My spouse and I have lived in Fridley, Minnesota for well over a decade now. It wasn’t intentional in the way some people seek their community. We didn’t do a lot of research and hand-pick the area. We happened to stumble across a house that spoke to the both of us, after numerous ones that didn’t.
For a big chunk of my childhood, I grew up in Small Town Minnesota.
In Small Town, you really knew your neighbors. You went to church not only with your family, but with your grocer, your teachers, and the (only) town vet. The Twin Cities was considered sort of a bad place, a huge metropolis calling to some like a siren, seducing the youth to leave. Mostly though, people stayed in Small Town, married someone from Small Town and had children.

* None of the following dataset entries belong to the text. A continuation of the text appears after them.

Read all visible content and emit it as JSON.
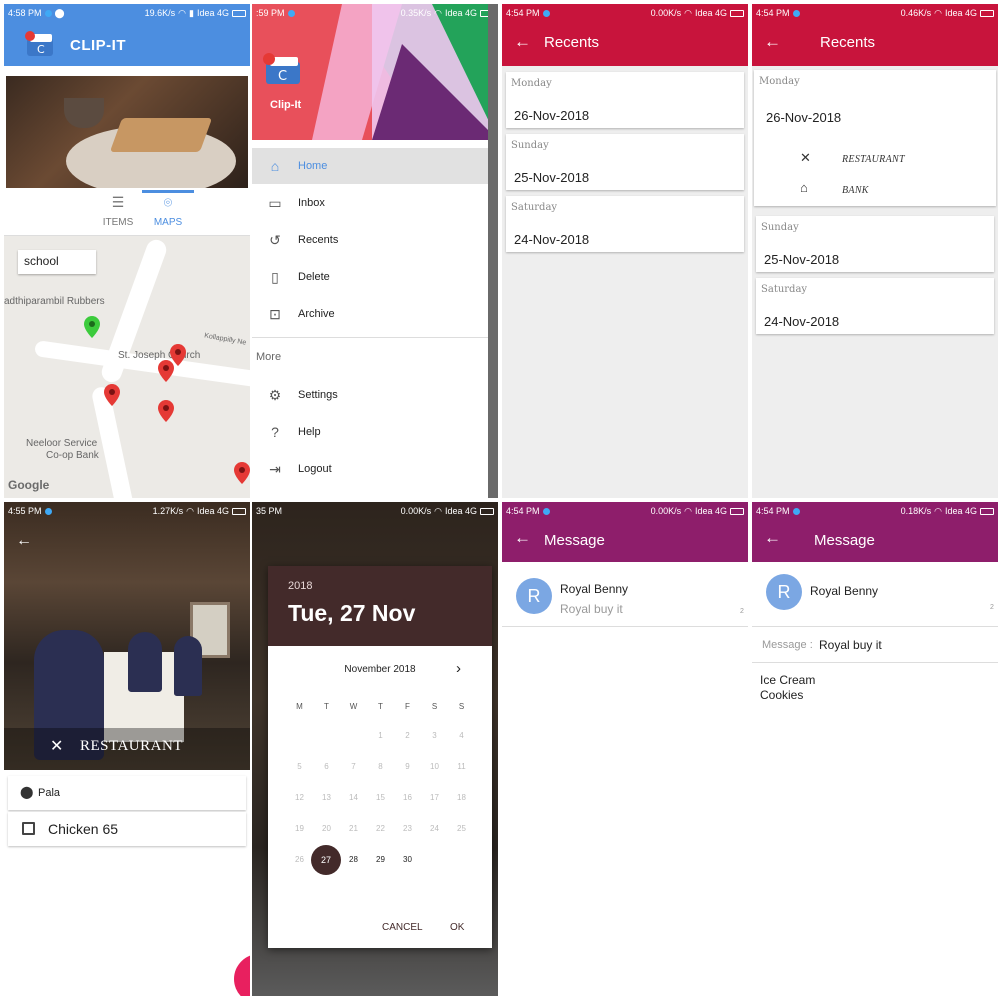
{
  "panel1": {
    "status": {
      "time": "4:58 PM",
      "speed": "19.6K/s",
      "carrier": "Idea 4G"
    },
    "app_title": "CLIP-IT",
    "tabs": [
      {
        "label": "ITEMS"
      },
      {
        "label": "MAPS"
      }
    ],
    "search_value": "school",
    "map_labels": [
      "adthiparambil Rubbers",
      "St. Joseph Church",
      "Kollappilly Ne",
      "Neeloor Service",
      "Co-op Bank"
    ],
    "google": "Google"
  },
  "panel2": {
    "status": {
      "time": ":59 PM",
      "speed": "0.35K/s",
      "carrier": "Idea 4G"
    },
    "app_name": "Clip-It",
    "menu": [
      {
        "label": "Home",
        "icon": "home-icon"
      },
      {
        "label": "Inbox",
        "icon": "inbox-icon"
      },
      {
        "label": "Recents",
        "icon": "history-icon"
      },
      {
        "label": "Delete",
        "icon": "trash-icon"
      },
      {
        "label": "Archive",
        "icon": "archive-icon"
      }
    ],
    "more_label": "More",
    "more_menu": [
      {
        "label": "Settings",
        "icon": "gear-icon"
      },
      {
        "label": "Help",
        "icon": "help-icon"
      },
      {
        "label": "Logout",
        "icon": "logout-icon"
      }
    ]
  },
  "panel3": {
    "status": {
      "time": "4:54 PM",
      "speed": "0.00K/s",
      "carrier": "Idea 4G"
    },
    "title": "Recents",
    "cards": [
      {
        "day": "Monday",
        "date": "26-Nov-2018"
      },
      {
        "day": "Sunday",
        "date": "25-Nov-2018"
      },
      {
        "day": "Saturday",
        "date": "24-Nov-2018"
      }
    ]
  },
  "panel4": {
    "status": {
      "time": "4:54 PM",
      "speed": "0.46K/s",
      "carrier": "Idea 4G"
    },
    "title": "Recents",
    "cards": [
      {
        "day": "Monday",
        "date": "26-Nov-2018",
        "items": [
          "RESTAURANT",
          "BANK"
        ]
      },
      {
        "day": "Sunday",
        "date": "25-Nov-2018"
      },
      {
        "day": "Saturday",
        "date": "24-Nov-2018"
      }
    ]
  },
  "panel5": {
    "status": {
      "time": "4:55 PM",
      "speed": "1.27K/s",
      "carrier": "Idea 4G"
    },
    "caption": "RESTAURANT",
    "location": "Pala",
    "item": "Chicken 65"
  },
  "panel6": {
    "status": {
      "time": "35 PM",
      "speed": "0.00K/s",
      "carrier": "Idea 4G"
    },
    "year": "2018",
    "big_date": "Tue, 27 Nov",
    "month": "November 2018",
    "weekdays": [
      "M",
      "T",
      "W",
      "T",
      "F",
      "S",
      "S"
    ],
    "selected_day": "27",
    "cancel": "CANCEL",
    "ok": "OK"
  },
  "panel7": {
    "status": {
      "time": "4:54 PM",
      "speed": "0.00K/s",
      "carrier": "Idea 4G"
    },
    "title": "Message",
    "avatar": "R",
    "name": "Royal Benny",
    "preview": "Royal buy it",
    "time_short": "2"
  },
  "panel8": {
    "status": {
      "time": "4:54 PM",
      "speed": "0.18K/s",
      "carrier": "Idea 4G"
    },
    "title": "Message",
    "avatar": "R",
    "name": "Royal Benny",
    "time_short": "2",
    "message_label": "Message :",
    "message_text": "Royal buy it",
    "items": [
      "Ice Cream",
      "Cookies"
    ]
  },
  "colors": {
    "blue": "#4c8ee0",
    "red": "#c8143c",
    "purple": "#8e1e6b",
    "dialog": "#432a2a"
  }
}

I left Small Town at a fairly young age and I’ve lived in other places—a short stint in California (where the siren was very loud indeed) and various spots scattered in the Twin Cities.
But I have always had a secret longing to live in Small Town again. I wanted to find those romantic connections that seemed so natural in Small Town, but are so rare everywhere else.
Certainly, in time, I had always managed to find my own sense of community where ever I lived. But it took work, and I had to look hard.
In today’s world where we have immense information available at our fingertips, but no context for that information (because we spend too much time, removed from people and experiences), I have found my passion for my youthful pursuits grow a little tired and strained, replaced by a personal quest for belonging and meaning. I sound old, I realize, but maybe that is the fire of mid-life that turns us wise.
What I have noticed since being a resident of Fridley, is that Small Town feelings and values are quite well and alive here. I have met many folks who grew up here, went away for an education or the start of a career, only to return. Many times they would buy the home from their parents where they grew up, or at the very least, live mere blocks away.
I’ve not only borrowed cups of sugar to my neighbors, but I’ve shared impromptu meals, back yard gatherings around a fire pit, and many glasses of wine with them.
When I shop at , that charming store on the corner with their big red apple logo peeking down at me, they not only know my name, but how I like my meat cut.
When I patronize for flowers for my spouse or small gifts, Kay and her husband, Bob, greet me as if I were a family member and fuss over my kids.
When I attend community events (and there are many here to choose from), people do more than comment about the weather, they wave and smile at me, they ask about my family.
After years of living here in Fridley, just 15 miles or so from downtown Minneapolis, I realized it. I have finally made it back to Small Town, USA after all.